• Problem statement
Restate each line below word for word, skipping every picture.

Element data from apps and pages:
+ + + + + + +

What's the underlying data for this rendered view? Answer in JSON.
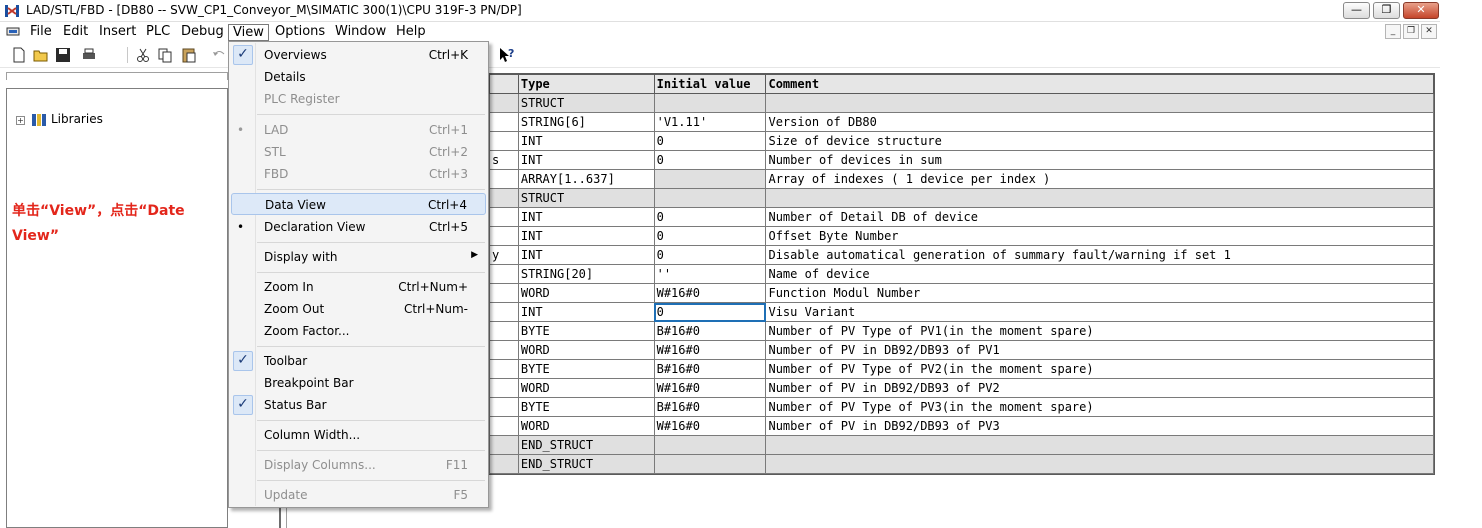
{
  "window": {
    "title": "LAD/STL/FBD  - [DB80 -- SVW_CP1_Conveyor_M\\SIMATIC 300(1)\\CPU 319F-3 PN/DP]",
    "buttons": [
      "minimize",
      "restore",
      "close"
    ]
  },
  "menubar": {
    "items": [
      "File",
      "Edit",
      "Insert",
      "PLC",
      "Debug",
      "View",
      "Options",
      "Window",
      "Help"
    ],
    "active": "View"
  },
  "tree": {
    "root_label": "Libraries"
  },
  "annotation": "单击“View”，点击“Date View”",
  "view_menu": {
    "items": [
      {
        "label": "Overviews",
        "shortcut": "Ctrl+K",
        "state": "checked"
      },
      {
        "label": "Details",
        "shortcut": "",
        "state": ""
      },
      {
        "label": "PLC Register",
        "shortcut": "",
        "state": "disabled"
      },
      {
        "label": "LAD",
        "shortcut": "Ctrl+1",
        "state": "disabled-bullet"
      },
      {
        "label": "STL",
        "shortcut": "Ctrl+2",
        "state": "disabled"
      },
      {
        "label": "FBD",
        "shortcut": "Ctrl+3",
        "state": "disabled"
      },
      {
        "label": "Data View",
        "shortcut": "Ctrl+4",
        "state": "hover"
      },
      {
        "label": "Declaration View",
        "shortcut": "Ctrl+5",
        "state": "bullet"
      },
      {
        "label": "Display with",
        "shortcut": "",
        "state": "submenu"
      },
      {
        "label": "Zoom In",
        "shortcut": "Ctrl+Num+",
        "state": ""
      },
      {
        "label": "Zoom Out",
        "shortcut": "Ctrl+Num-",
        "state": ""
      },
      {
        "label": "Zoom Factor...",
        "shortcut": "",
        "state": ""
      },
      {
        "label": "Toolbar",
        "shortcut": "",
        "state": "checked"
      },
      {
        "label": "Breakpoint Bar",
        "shortcut": "",
        "state": ""
      },
      {
        "label": "Status Bar",
        "shortcut": "",
        "state": "checked"
      },
      {
        "label": "Column Width...",
        "shortcut": "",
        "state": ""
      },
      {
        "label": "Display Columns...",
        "shortcut": "F11",
        "state": "disabled"
      },
      {
        "label": "Update",
        "shortcut": "F5",
        "state": "disabled"
      }
    ]
  },
  "grid": {
    "headers": [
      "",
      "Type",
      "Initial value",
      "Comment"
    ],
    "rows": [
      {
        "addr": "",
        "type": "STRUCT",
        "init": "",
        "comment": "",
        "struct": true
      },
      {
        "addr": "",
        "type": "STRING[6]",
        "init": "'V1.11'",
        "comment": " Version of DB80"
      },
      {
        "addr": "",
        "type": "INT",
        "init": "0",
        "comment": "Size of device structure"
      },
      {
        "addr": "s",
        "type": "INT",
        "init": "0",
        "comment": "Number of devices in sum"
      },
      {
        "addr": "",
        "type": "ARRAY[1..637]",
        "init": "",
        "comment": "Array of indexes ( 1 device per index )",
        "shade_init": true
      },
      {
        "addr": "",
        "type": "STRUCT",
        "init": "",
        "comment": "",
        "struct": true
      },
      {
        "addr": "",
        "type": "INT",
        "init": "0",
        "comment": "Number of Detail DB of device"
      },
      {
        "addr": "",
        "type": "INT",
        "init": "0",
        "comment": "Offset Byte Number"
      },
      {
        "addr": "y",
        "type": "INT",
        "init": "0",
        "comment": "Disable automatical generation of summary fault/warning if set 1"
      },
      {
        "addr": "",
        "type": "STRING[20]",
        "init": "''",
        "comment": "Name of device"
      },
      {
        "addr": "",
        "type": "WORD",
        "init": "W#16#0",
        "comment": "Function Modul Number"
      },
      {
        "addr": "",
        "type": "INT",
        "init": "0",
        "comment": "Visu Variant",
        "cursor": true
      },
      {
        "addr": "",
        "type": "BYTE",
        "init": "B#16#0",
        "comment": "Number of PV Type of PV1(in the moment spare)"
      },
      {
        "addr": "",
        "type": "WORD",
        "init": "W#16#0",
        "comment": "Number of PV in DB92/DB93 of PV1"
      },
      {
        "addr": "",
        "type": "BYTE",
        "init": "B#16#0",
        "comment": "Number of PV Type of PV2(in the moment spare)"
      },
      {
        "addr": "",
        "type": "WORD",
        "init": "W#16#0",
        "comment": "Number of PV in DB92/DB93 of PV2"
      },
      {
        "addr": "",
        "type": "BYTE",
        "init": "B#16#0",
        "comment": "Number of PV Type of PV3(in the moment spare)"
      },
      {
        "addr": "",
        "type": "WORD",
        "init": "W#16#0",
        "comment": "Number of PV in DB92/DB93 of PV3"
      },
      {
        "addr": "",
        "type": "END_STRUCT",
        "init": "",
        "comment": "",
        "struct": true
      },
      {
        "addr": "",
        "type": "END_STRUCT",
        "init": "",
        "comment": "",
        "struct": true
      }
    ]
  }
}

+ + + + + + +

• Answer section
What's the underlying data for this rendered view? Answer in JSON.
{
  "window": {
    "title": "LAD/STL/FBD  - [DB80 -- SVW_CP1_Conveyor_M\\SIMATIC 300(1)\\CPU 319F-3 PN/DP]",
    "buttons": [
      "minimize",
      "restore",
      "close"
    ]
  },
  "menubar": {
    "items": [
      "File",
      "Edit",
      "Insert",
      "PLC",
      "Debug",
      "View",
      "Options",
      "Window",
      "Help"
    ],
    "active": "View"
  },
  "tree": {
    "root_label": "Libraries"
  },
  "annotation": "单击“View”，点击“Date View”",
  "view_menu": {
    "items": [
      {
        "label": "Overviews",
        "shortcut": "Ctrl+K",
        "state": "checked"
      },
      {
        "label": "Details",
        "shortcut": "",
        "state": ""
      },
      {
        "label": "PLC Register",
        "shortcut": "",
        "state": "disabled"
      },
      {
        "label": "LAD",
        "shortcut": "Ctrl+1",
        "state": "disabled-bullet"
      },
      {
        "label": "STL",
        "shortcut": "Ctrl+2",
        "state": "disabled"
      },
      {
        "label": "FBD",
        "shortcut": "Ctrl+3",
        "state": "disabled"
      },
      {
        "label": "Data View",
        "shortcut": "Ctrl+4",
        "state": "hover"
      },
      {
        "label": "Declaration View",
        "shortcut": "Ctrl+5",
        "state": "bullet"
      },
      {
        "label": "Display with",
        "shortcut": "",
        "state": "submenu"
      },
      {
        "label": "Zoom In",
        "shortcut": "Ctrl+Num+",
        "state": ""
      },
      {
        "label": "Zoom Out",
        "shortcut": "Ctrl+Num-",
        "state": ""
      },
      {
        "label": "Zoom Factor...",
        "shortcut": "",
        "state": ""
      },
      {
        "label": "Toolbar",
        "shortcut": "",
        "state": "checked"
      },
      {
        "label": "Breakpoint Bar",
        "shortcut": "",
        "state": ""
      },
      {
        "label": "Status Bar",
        "shortcut": "",
        "state": "checked"
      },
      {
        "label": "Column Width...",
        "shortcut": "",
        "state": ""
      },
      {
        "label": "Display Columns...",
        "shortcut": "F11",
        "state": "disabled"
      },
      {
        "label": "Update",
        "shortcut": "F5",
        "state": "disabled"
      }
    ]
  },
  "grid": {
    "headers": [
      "",
      "Type",
      "Initial value",
      "Comment"
    ],
    "rows": [
      {
        "addr": "",
        "type": "STRUCT",
        "init": "",
        "comment": "",
        "struct": true
      },
      {
        "addr": "",
        "type": "STRING[6]",
        "init": "'V1.11'",
        "comment": " Version of DB80"
      },
      {
        "addr": "",
        "type": "INT",
        "init": "0",
        "comment": "Size of device structure"
      },
      {
        "addr": "s",
        "type": "INT",
        "init": "0",
        "comment": "Number of devices in sum"
      },
      {
        "addr": "",
        "type": "ARRAY[1..637]",
        "init": "",
        "comment": "Array of indexes ( 1 device per index )",
        "shade_init": true
      },
      {
        "addr": "",
        "type": "STRUCT",
        "init": "",
        "comment": "",
        "struct": true
      },
      {
        "addr": "",
        "type": "INT",
        "init": "0",
        "comment": "Number of Detail DB of device"
      },
      {
        "addr": "",
        "type": "INT",
        "init": "0",
        "comment": "Offset Byte Number"
      },
      {
        "addr": "y",
        "type": "INT",
        "init": "0",
        "comment": "Disable automatical generation of summary fault/warning if set 1"
      },
      {
        "addr": "",
        "type": "STRING[20]",
        "init": "''",
        "comment": "Name of device"
      },
      {
        "addr": "",
        "type": "WORD",
        "init": "W#16#0",
        "comment": "Function Modul Number"
      },
      {
        "addr": "",
        "type": "INT",
        "init": "0",
        "comment": "Visu Variant",
        "cursor": true
      },
      {
        "addr": "",
        "type": "BYTE",
        "init": "B#16#0",
        "comment": "Number of PV Type of PV1(in the moment spare)"
      },
      {
        "addr": "",
        "type": "WORD",
        "init": "W#16#0",
        "comment": "Number of PV in DB92/DB93 of PV1"
      },
      {
        "addr": "",
        "type": "BYTE",
        "init": "B#16#0",
        "comment": "Number of PV Type of PV2(in the moment spare)"
      },
      {
        "addr": "",
        "type": "WORD",
        "init": "W#16#0",
        "comment": "Number of PV in DB92/DB93 of PV2"
      },
      {
        "addr": "",
        "type": "BYTE",
        "init": "B#16#0",
        "comment": "Number of PV Type of PV3(in the moment spare)"
      },
      {
        "addr": "",
        "type": "WORD",
        "init": "W#16#0",
        "comment": "Number of PV in DB92/DB93 of PV3"
      },
      {
        "addr": "",
        "type": "END_STRUCT",
        "init": "",
        "comment": "",
        "struct": true
      },
      {
        "addr": "",
        "type": "END_STRUCT",
        "init": "",
        "comment": "",
        "struct": true
      }
    ]
  }
}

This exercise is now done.